Authorization, on the other hand, is all about permissions. Just because someone is allowed to enter your castle doesn't mean they get to roam around everywhere. They need the right key to open the right doors. In the digital world, these keys are access control lists or role-based access controls. They dictate what data or areas a user can access and what actions they can perform.

So in your journey of using cryptography for secure cloud storage, don't forget to check who's knocking and what they're allowed to do. After all, a castle is only as secure as its drawbridge and guards.

Cryptography Tip 5: Adopt Zero-Knowledge Proofs

Imagine you're trying to convince your friend that you know the secret recipe to the world's best chocolate cake. But there's a catch—you can't reveal the recipe. That's the essence of Zero-Knowledge Proofs (ZKPs) in cryptography for secure cloud storage.

ZKPs are a fascinating concept in cryptography. They allow one party to prove to another that they know a value X, without conveying any information apart from the fact that they know the value X. It's like saying "I know a secret" without actually telling the secret.

But how does this help in secure cloud storage? Imagine you're storing your sensitive data in the cloud. The cloud provider needs to verify your access rights, and traditionally, you would need to provide your password. But with ZKPs, you can prove that you know your password, without ever revealing it. Now, isn't that something?

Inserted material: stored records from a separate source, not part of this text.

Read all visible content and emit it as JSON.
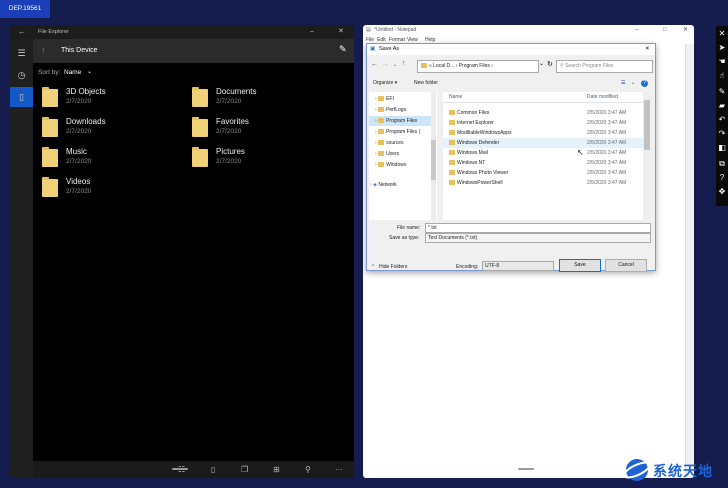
{
  "badge": "DEP.19561",
  "file_explorer": {
    "window_title": "File Explorer",
    "header_title": "This Device",
    "sort_label": "Sort by:",
    "sort_value": "Name",
    "folders": [
      {
        "name": "3D Objects",
        "date": "2/7/2020"
      },
      {
        "name": "Documents",
        "date": "2/7/2020"
      },
      {
        "name": "Downloads",
        "date": "2/7/2020"
      },
      {
        "name": "Favorites",
        "date": "2/7/2020"
      },
      {
        "name": "Music",
        "date": "2/7/2020"
      },
      {
        "name": "Pictures",
        "date": "2/7/2020"
      },
      {
        "name": "Videos",
        "date": "2/7/2020"
      }
    ]
  },
  "notepad": {
    "title": "*Untitled - Notepad",
    "menu": [
      "File",
      "Edit",
      "Format",
      "View",
      "Help"
    ]
  },
  "save_as": {
    "title": "Save As",
    "address": "« Local D... › Program Files ›",
    "search_placeholder": "Search Program Files",
    "organize": "Organize ▾",
    "new_folder": "New folder",
    "tree": [
      {
        "label": "EFI",
        "selected": false
      },
      {
        "label": "PerfLogs",
        "selected": false
      },
      {
        "label": "Program Files",
        "selected": true
      },
      {
        "label": "Program Files (",
        "selected": false
      },
      {
        "label": "sources",
        "selected": false
      },
      {
        "label": "Users",
        "selected": false
      },
      {
        "label": "Windows",
        "selected": false
      },
      {
        "label": "Network",
        "selected": false
      }
    ],
    "col_name": "Name",
    "col_date": "Date modified",
    "files": [
      {
        "name": "Common Files",
        "date": "2/5/2020 3:47 AM"
      },
      {
        "name": "Internet Explorer",
        "date": "2/5/2020 3:47 AM"
      },
      {
        "name": "ModifiableWindowsApps",
        "date": "2/5/2020 3:47 AM"
      },
      {
        "name": "Windows Defender",
        "date": "2/5/2020 3:47 AM"
      },
      {
        "name": "Windows Mail",
        "date": "2/5/2020 3:47 AM"
      },
      {
        "name": "Windows NT",
        "date": "2/5/2020 3:47 AM"
      },
      {
        "name": "Windows Photo Viewer",
        "date": "2/5/2020 3:47 AM"
      },
      {
        "name": "WindowsPowerShell",
        "date": "2/5/2020 3:47 AM"
      }
    ],
    "file_name_label": "File name:",
    "file_name_value": "*.txt",
    "save_type_label": "Save as type:",
    "save_type_value": "Text Documents (*.txt)",
    "hide_folders": "Hide Folders",
    "encoding_label": "Encoding:",
    "encoding_value": "UTF-8",
    "save_btn": "Save",
    "cancel_btn": "Cancel"
  },
  "watermark": "系统天地"
}
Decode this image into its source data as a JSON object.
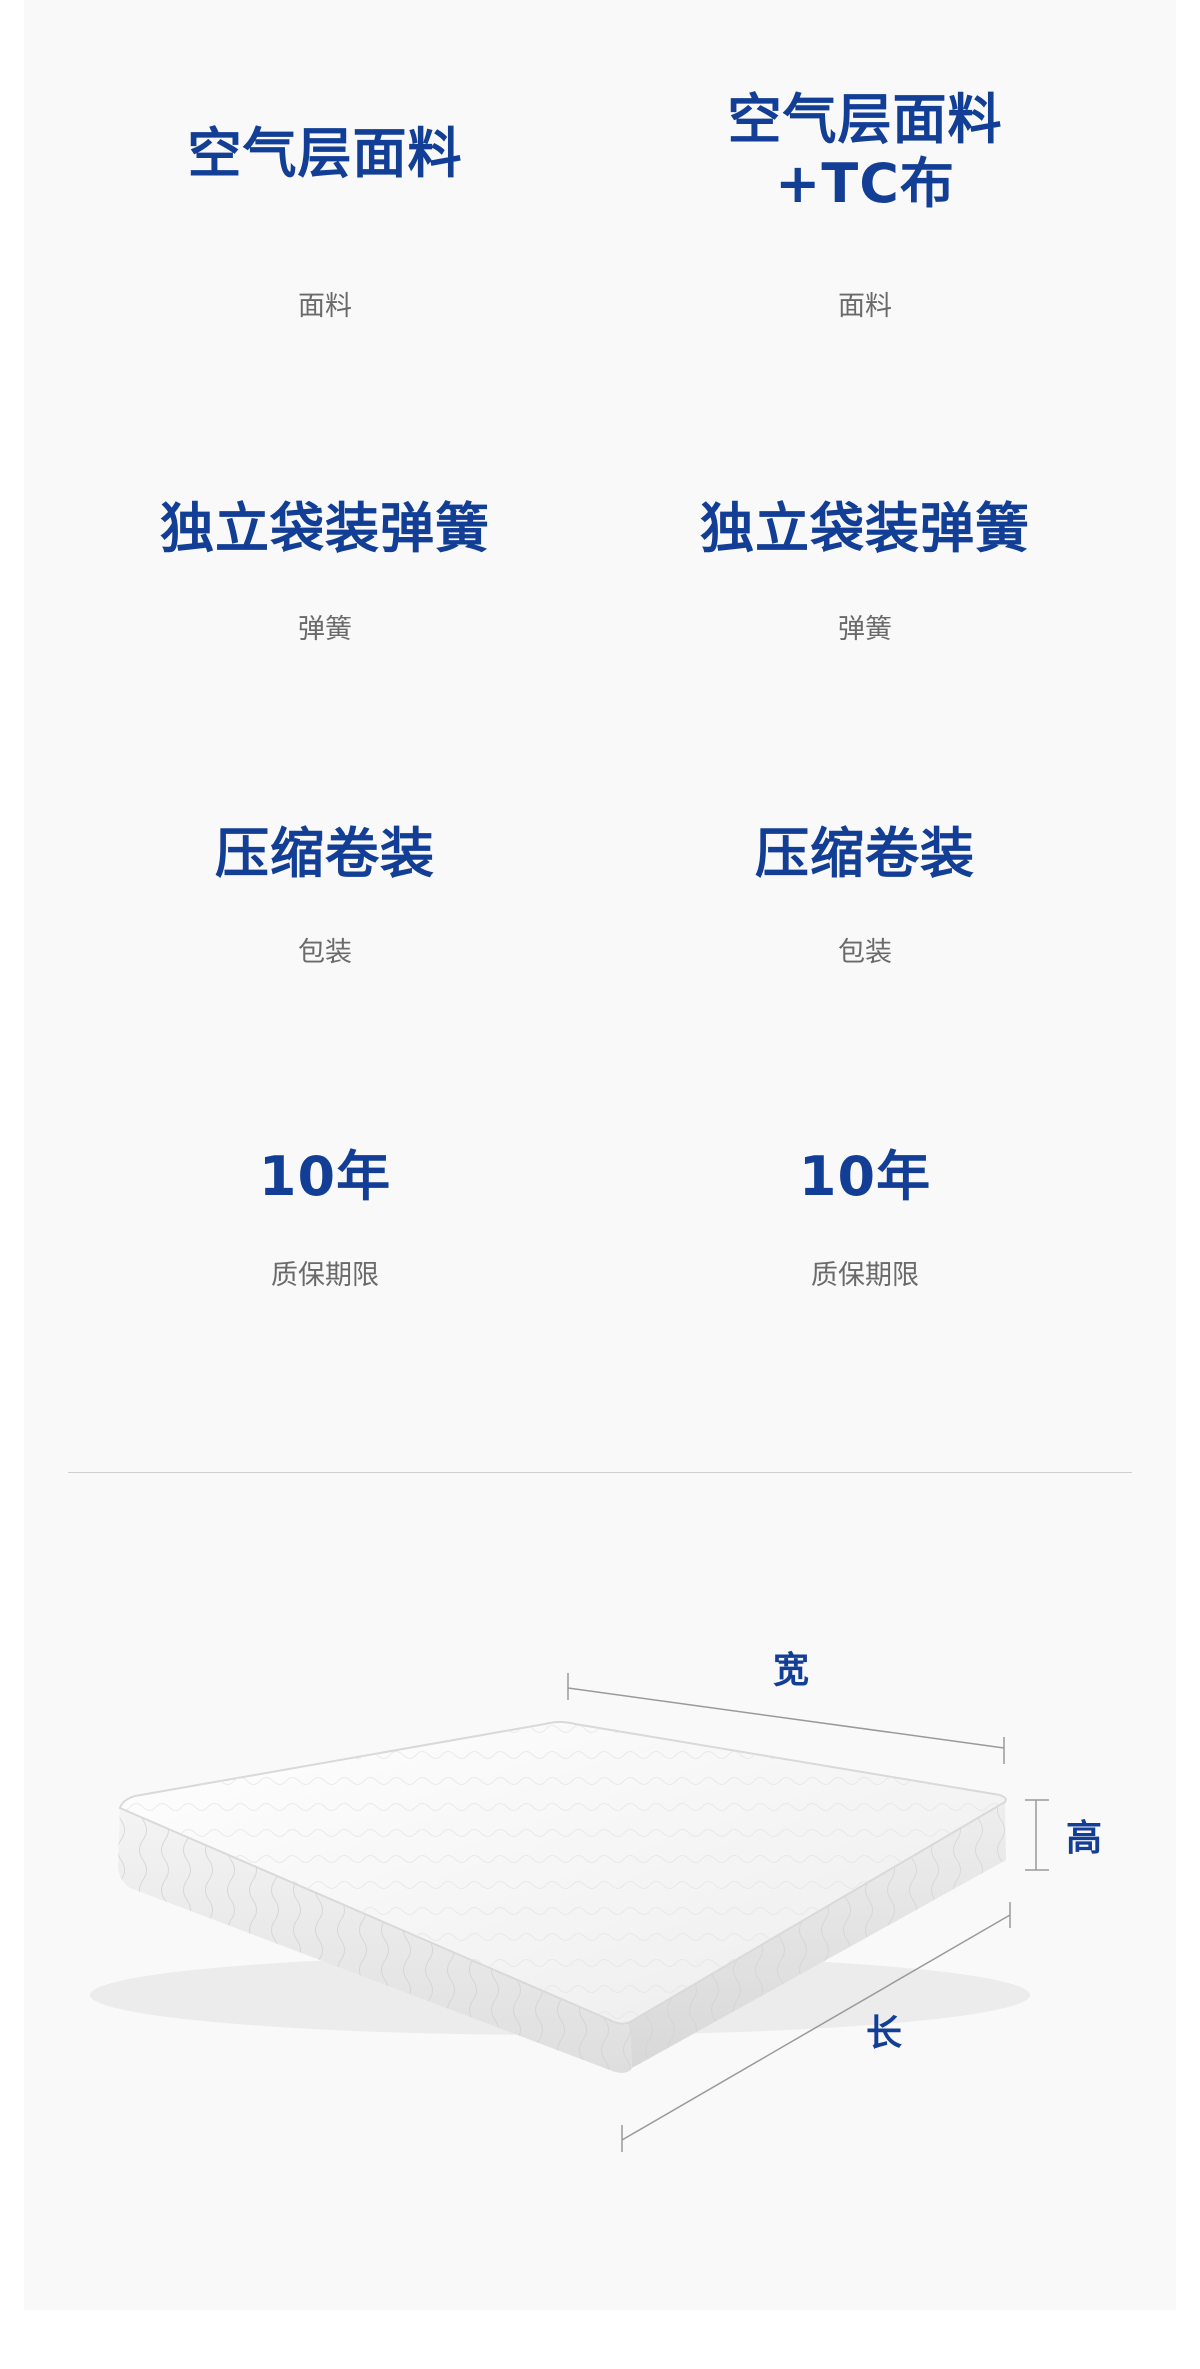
{
  "specs": [
    {
      "value": "空气层面料",
      "label": "面料"
    },
    {
      "value": "空气层面料\n+TC布",
      "label": "面料"
    },
    {
      "value": "独立袋装弹簧",
      "label": "弹簧"
    },
    {
      "value": "独立袋装弹簧",
      "label": "弹簧"
    },
    {
      "value": "压缩卷装",
      "label": "包装"
    },
    {
      "value": "压缩卷装",
      "label": "包装"
    },
    {
      "value": "10年",
      "label": "质保期限"
    },
    {
      "value": "10年",
      "label": "质保期限"
    }
  ],
  "dimensions": {
    "width": "宽",
    "height": "高",
    "length": "长"
  },
  "colors": {
    "accent": "#123e95",
    "label": "#6a6a6a",
    "background": "#f9f9f9"
  }
}
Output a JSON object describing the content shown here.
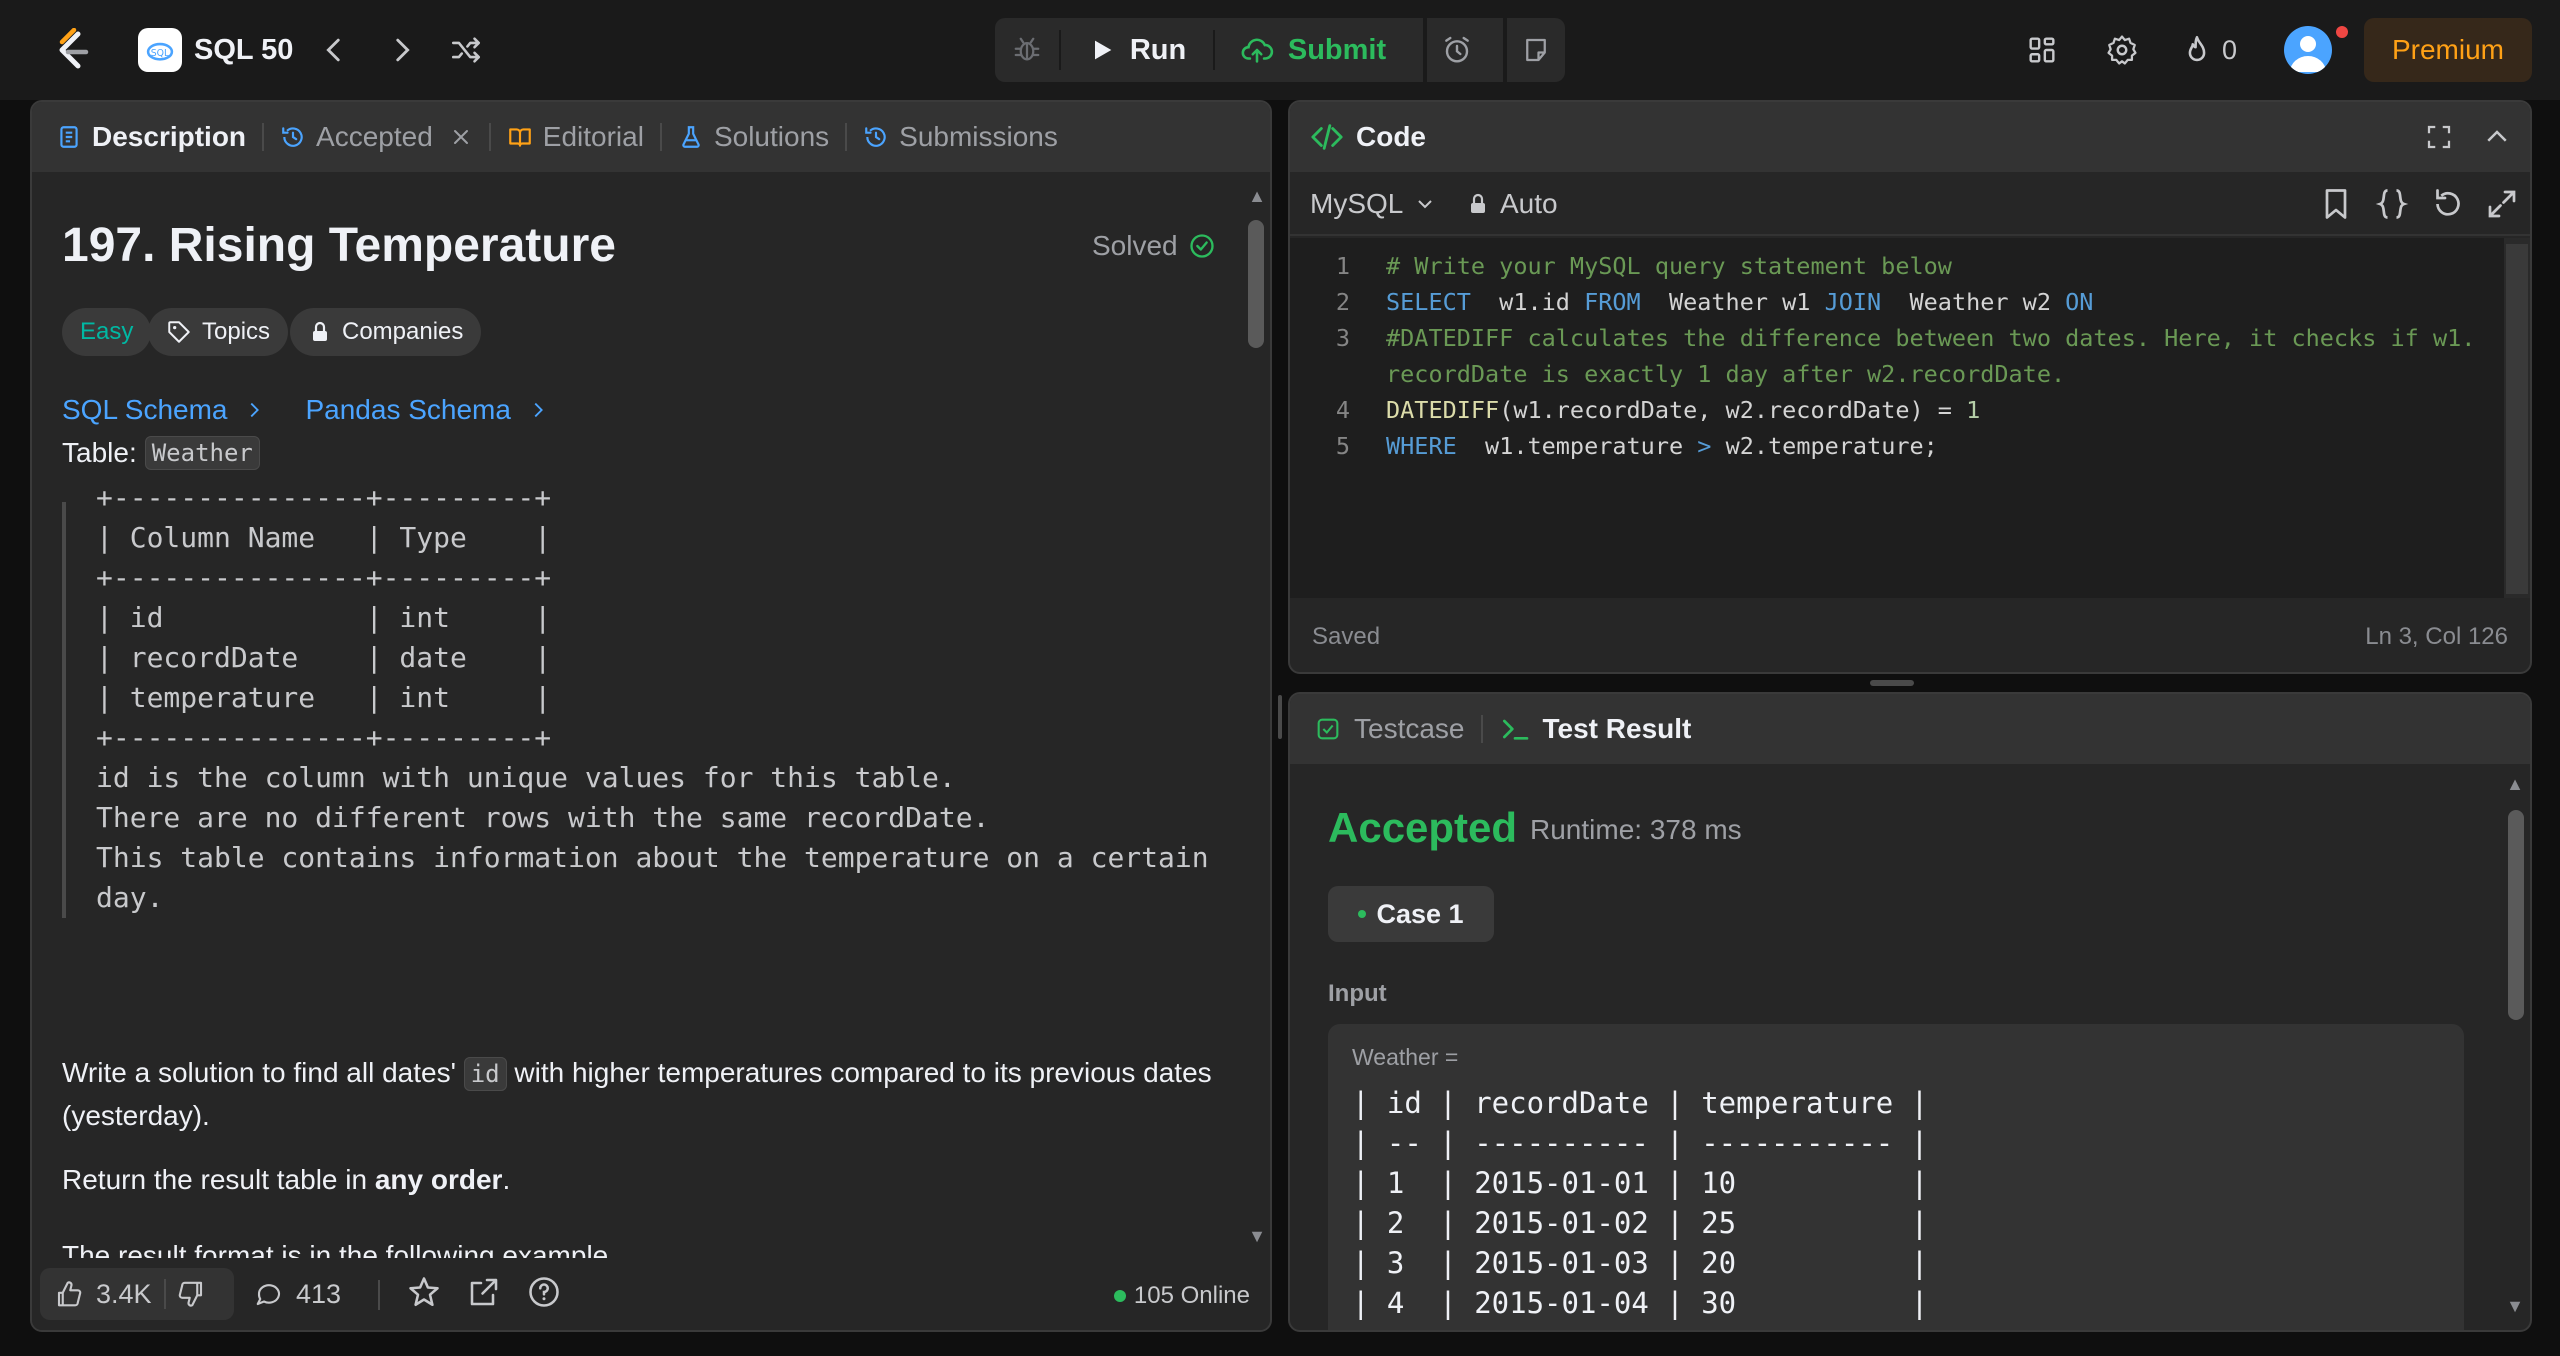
{
  "topbar": {
    "list_title": "SQL 50",
    "run_label": "Run",
    "submit_label": "Submit",
    "streak_count": "0",
    "premium_label": "Premium"
  },
  "left_tabs": [
    {
      "label": "Description"
    },
    {
      "label": "Accepted"
    },
    {
      "label": "Editorial"
    },
    {
      "label": "Solutions"
    },
    {
      "label": "Submissions"
    }
  ],
  "problem": {
    "title": "197. Rising Temperature",
    "status": "Solved",
    "difficulty": "Easy",
    "topics_label": "Topics",
    "companies_label": "Companies",
    "sql_schema": "SQL Schema",
    "pandas_schema": "Pandas Schema",
    "table_prefix": "Table:",
    "table_name": "Weather",
    "schema_text": "+---------------+---------+\n| Column Name   | Type    |\n+---------------+---------+\n| id            | int     |\n| recordDate    | date    |\n| temperature   | int     |\n+---------------+---------+\nid is the column with unique values for this table.\nThere are no different rows with the same recordDate.\nThis table contains information about the temperature on a certain day.",
    "para1_a": "Write a solution to find all dates'",
    "para1_code": "id",
    "para1_b": "with higher temperatures compared to its previous dates (yesterday).",
    "para2_a": "Return the result table in",
    "para2_bold": "any order",
    "para2_b": ".",
    "para3": "The result format is in the following example."
  },
  "left_footer": {
    "likes": "3.4K",
    "comments": "413",
    "online": "105 Online"
  },
  "code": {
    "header": "Code",
    "language": "MySQL",
    "mode": "Auto",
    "status": "Saved",
    "cursor": "Ln 3, Col 126",
    "line_numbers": [
      "1",
      "2",
      "3",
      "",
      "4",
      "5"
    ]
  },
  "result": {
    "testcase_tab": "Testcase",
    "result_tab": "Test Result",
    "verdict": "Accepted",
    "runtime": "Runtime: 378 ms",
    "case_label": "Case 1",
    "input_label": "Input",
    "input_var": "Weather =",
    "input_table": "| id | recordDate | temperature |\n| -- | ---------- | ----------- |\n| 1  | 2015-01-01 | 10          |\n| 2  | 2015-01-02 | 25          |\n| 3  | 2015-01-03 | 20          |\n| 4  | 2015-01-04 | 30          |"
  },
  "colors": {
    "accent_green": "#2cbb5d",
    "accent_orange": "#ffa116",
    "link_blue": "#4ba4ff"
  }
}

Adopting ZKPs in your cloud storage security strategy can add an extra layer of protection for your data, ensuring that your secret recipes—ahem, I mean data—remain secret. Just remember, when it comes to cryptography for secure cloud storage, sometimes zero knowledge can be a whole lot of power.

If you're excited about diving deeper into the world of secure cloud storage and cryptography, we highly recommend checking out the workshop 'Crypto For Creators, Part 1: The Backbone Of The Digital Economy' by Tom Glendinning. This workshop will provide you with a solid foundation in cryptography, helping you better understand its role in securing your digital assets and cloud storage solutions.